(Data under study begins)
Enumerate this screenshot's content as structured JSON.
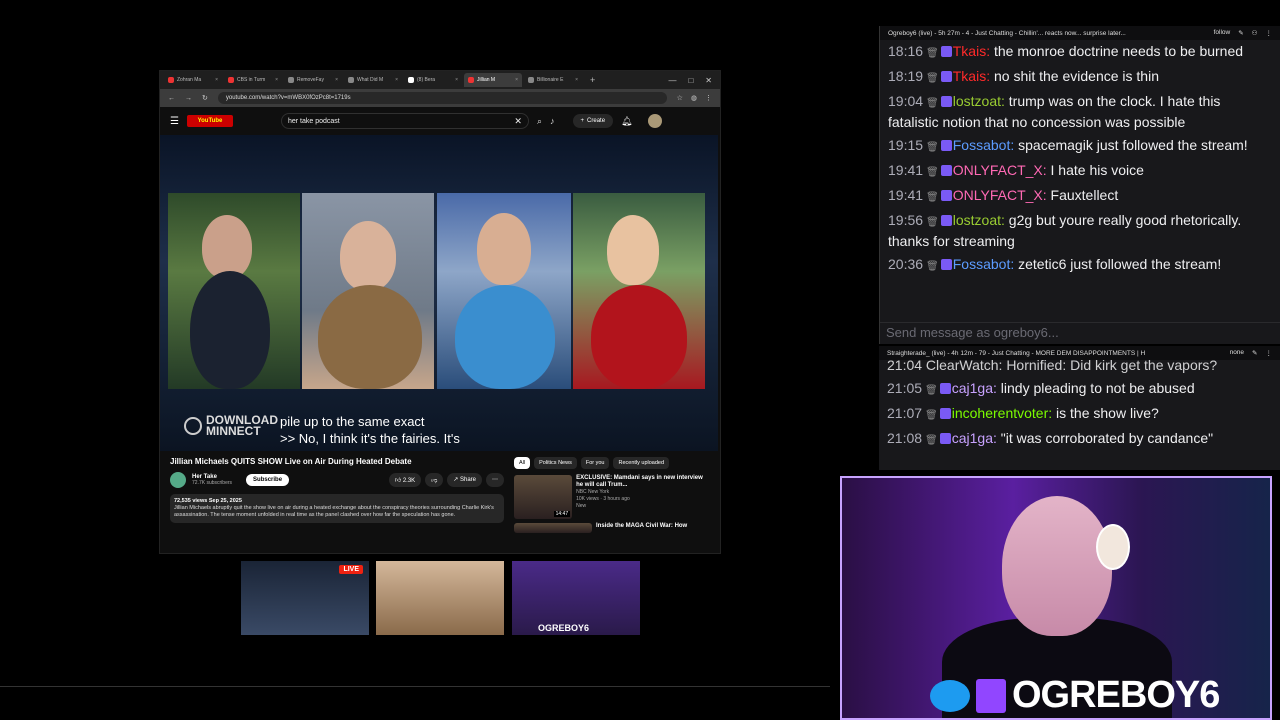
{
  "browser": {
    "tabs": [
      {
        "label": "Zohran Ma",
        "fav": "youtube"
      },
      {
        "label": "CBS in Turm",
        "fav": "youtube"
      },
      {
        "label": "RemoveFay",
        "fav": "web"
      },
      {
        "label": "What Did M",
        "fav": "web"
      },
      {
        "label": "(8) Bera",
        "fav": "x"
      },
      {
        "label": "Jillian M",
        "fav": "youtube",
        "active": true
      },
      {
        "label": "Billionaire E",
        "fav": "web"
      }
    ],
    "url": "youtube.com/watch?v=mWBX0fOzPc8t=1719s"
  },
  "youtube": {
    "logo_text": "YouTube",
    "search_value": "her take podcast",
    "create_label": "Create",
    "watermark": [
      "DOWNLOAD",
      "MINNECT"
    ],
    "caption_lines": [
      "pile up to the same exact",
      ">> No, I think it's the fairies. It's"
    ],
    "video_title": "Jillian Michaels QUITS SHOW Live on Air During Heated Debate",
    "channel_name": "Her Take",
    "channel_subs": "72.7K subscribers",
    "subscribe_label": "Subscribe",
    "likes": "2.3K",
    "share_label": "Share",
    "views_date": "72,535 views  Sep 25, 2025",
    "description": "Jillian Michaels abruptly quit the show live on air during a heated exchange about the conspiracy theories surrounding Charlie Kirk's assassination. The tense moment unfolded in real time as the panel clashed over how far the speculation has gone.",
    "chips": [
      "All",
      "Politics News",
      "For you",
      "Recently uploaded"
    ],
    "rec": [
      {
        "title": "EXCLUSIVE: Mamdani says in new interview he will call Trum...",
        "channel": "NBC New York",
        "meta": "10K views · 3 hours ago",
        "badge": "New",
        "duration": "14:47"
      },
      {
        "title": "Inside the MAGA Civil War: How",
        "channel": "",
        "meta": "",
        "badge": "",
        "duration": ""
      }
    ]
  },
  "strip": {
    "live_label": "LIVE",
    "name_label": "OGREBOY6"
  },
  "chat1": {
    "header": "Ogreboy6 (live) - 5h 27m - 4 - Just Chatting - Chillin'... reacts now... surprise later...",
    "follow_label": "follow",
    "messages": [
      {
        "time": "18:16",
        "user": "Tkais",
        "color": "#ff2a2a",
        "text": "the monroe doctrine needs to be burned"
      },
      {
        "time": "18:19",
        "user": "Tkais",
        "color": "#ff2a2a",
        "text": "no shit the evidence is thin"
      },
      {
        "time": "19:04",
        "user": "lostzoat",
        "color": "#9acd32",
        "text": "trump was on the clock. I hate this fatalistic notion that no concession was possible"
      },
      {
        "time": "19:15",
        "user": "Fossabot",
        "color": "#5c9cff",
        "text": "spacemagik just followed the stream!"
      },
      {
        "time": "19:41",
        "user": "ONLYFACT_X",
        "color": "#ff69b4",
        "text": "I hate his voice"
      },
      {
        "time": "19:41",
        "user": "ONLYFACT_X",
        "color": "#ff69b4",
        "text": "Fauxtellect"
      },
      {
        "time": "19:56",
        "user": "lostzoat",
        "color": "#9acd32",
        "text": "g2g but youre really good rhetorically. thanks for streaming"
      },
      {
        "time": "20:36",
        "user": "Fossabot",
        "color": "#5c9cff",
        "text": "zetetic6 just followed the stream!"
      }
    ],
    "input_placeholder": "Send message as ogreboy6..."
  },
  "chat2": {
    "header": "Straighterade_ (live) - 4h 12m - 79 - Just Chatting - MORE DEM DISAPPOINTMENTS | H",
    "none_label": "none",
    "partial": "21:04   ClearWatch: Hornified: Did kirk get the vapors?",
    "messages": [
      {
        "time": "21:05",
        "user": "caj1ga",
        "color": "#c8a2ff",
        "text": "lindy pleading to not be abused"
      },
      {
        "time": "21:07",
        "user": "incoherentvoter",
        "color": "#7cfc00",
        "text": "is the show live?"
      },
      {
        "time": "21:08",
        "user": "caj1ga",
        "color": "#c8a2ff",
        "text": "\"it was corroborated by candance\""
      }
    ]
  },
  "cam": {
    "brand": "OGREBOY6"
  }
}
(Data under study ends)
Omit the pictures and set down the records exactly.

_Result of this exercise:_
Enumerate this screenshot's content as structured JSON.
{
  "browser": {
    "tabs": [
      {
        "label": "Zohran Ma",
        "fav": "youtube"
      },
      {
        "label": "CBS in Turm",
        "fav": "youtube"
      },
      {
        "label": "RemoveFay",
        "fav": "web"
      },
      {
        "label": "What Did M",
        "fav": "web"
      },
      {
        "label": "(8) Bera",
        "fav": "x"
      },
      {
        "label": "Jillian M",
        "fav": "youtube",
        "active": true
      },
      {
        "label": "Billionaire E",
        "fav": "web"
      }
    ],
    "url": "youtube.com/watch?v=mWBX0fOzPc8t=1719s"
  },
  "youtube": {
    "logo_text": "YouTube",
    "search_value": "her take podcast",
    "create_label": "Create",
    "watermark": [
      "DOWNLOAD",
      "MINNECT"
    ],
    "caption_lines": [
      "pile up to the same exact",
      ">> No, I think it's the fairies. It's"
    ],
    "video_title": "Jillian Michaels QUITS SHOW Live on Air During Heated Debate",
    "channel_name": "Her Take",
    "channel_subs": "72.7K subscribers",
    "subscribe_label": "Subscribe",
    "likes": "2.3K",
    "share_label": "Share",
    "views_date": "72,535 views  Sep 25, 2025",
    "description": "Jillian Michaels abruptly quit the show live on air during a heated exchange about the conspiracy theories surrounding Charlie Kirk's assassination. The tense moment unfolded in real time as the panel clashed over how far the speculation has gone.",
    "chips": [
      "All",
      "Politics News",
      "For you",
      "Recently uploaded"
    ],
    "rec": [
      {
        "title": "EXCLUSIVE: Mamdani says in new interview he will call Trum...",
        "channel": "NBC New York",
        "meta": "10K views · 3 hours ago",
        "badge": "New",
        "duration": "14:47"
      },
      {
        "title": "Inside the MAGA Civil War: How",
        "channel": "",
        "meta": "",
        "badge": "",
        "duration": ""
      }
    ]
  },
  "strip": {
    "live_label": "LIVE",
    "name_label": "OGREBOY6"
  },
  "chat1": {
    "header": "Ogreboy6 (live) - 5h 27m - 4 - Just Chatting - Chillin'... reacts now... surprise later...",
    "follow_label": "follow",
    "messages": [
      {
        "time": "18:16",
        "user": "Tkais",
        "color": "#ff2a2a",
        "text": "the monroe doctrine needs to be burned"
      },
      {
        "time": "18:19",
        "user": "Tkais",
        "color": "#ff2a2a",
        "text": "no shit the evidence is thin"
      },
      {
        "time": "19:04",
        "user": "lostzoat",
        "color": "#9acd32",
        "text": "trump was on the clock. I hate this fatalistic notion that no concession was possible"
      },
      {
        "time": "19:15",
        "user": "Fossabot",
        "color": "#5c9cff",
        "text": "spacemagik just followed the stream!"
      },
      {
        "time": "19:41",
        "user": "ONLYFACT_X",
        "color": "#ff69b4",
        "text": "I hate his voice"
      },
      {
        "time": "19:41",
        "user": "ONLYFACT_X",
        "color": "#ff69b4",
        "text": "Fauxtellect"
      },
      {
        "time": "19:56",
        "user": "lostzoat",
        "color": "#9acd32",
        "text": "g2g but youre really good rhetorically. thanks for streaming"
      },
      {
        "time": "20:36",
        "user": "Fossabot",
        "color": "#5c9cff",
        "text": "zetetic6 just followed the stream!"
      }
    ],
    "input_placeholder": "Send message as ogreboy6..."
  },
  "chat2": {
    "header": "Straighterade_ (live) - 4h 12m - 79 - Just Chatting - MORE DEM DISAPPOINTMENTS | H",
    "none_label": "none",
    "partial": "21:04   ClearWatch: Hornified: Did kirk get the vapors?",
    "messages": [
      {
        "time": "21:05",
        "user": "caj1ga",
        "color": "#c8a2ff",
        "text": "lindy pleading to not be abused"
      },
      {
        "time": "21:07",
        "user": "incoherentvoter",
        "color": "#7cfc00",
        "text": "is the show live?"
      },
      {
        "time": "21:08",
        "user": "caj1ga",
        "color": "#c8a2ff",
        "text": "\"it was corroborated by candance\""
      }
    ]
  },
  "cam": {
    "brand": "OGREBOY6"
  }
}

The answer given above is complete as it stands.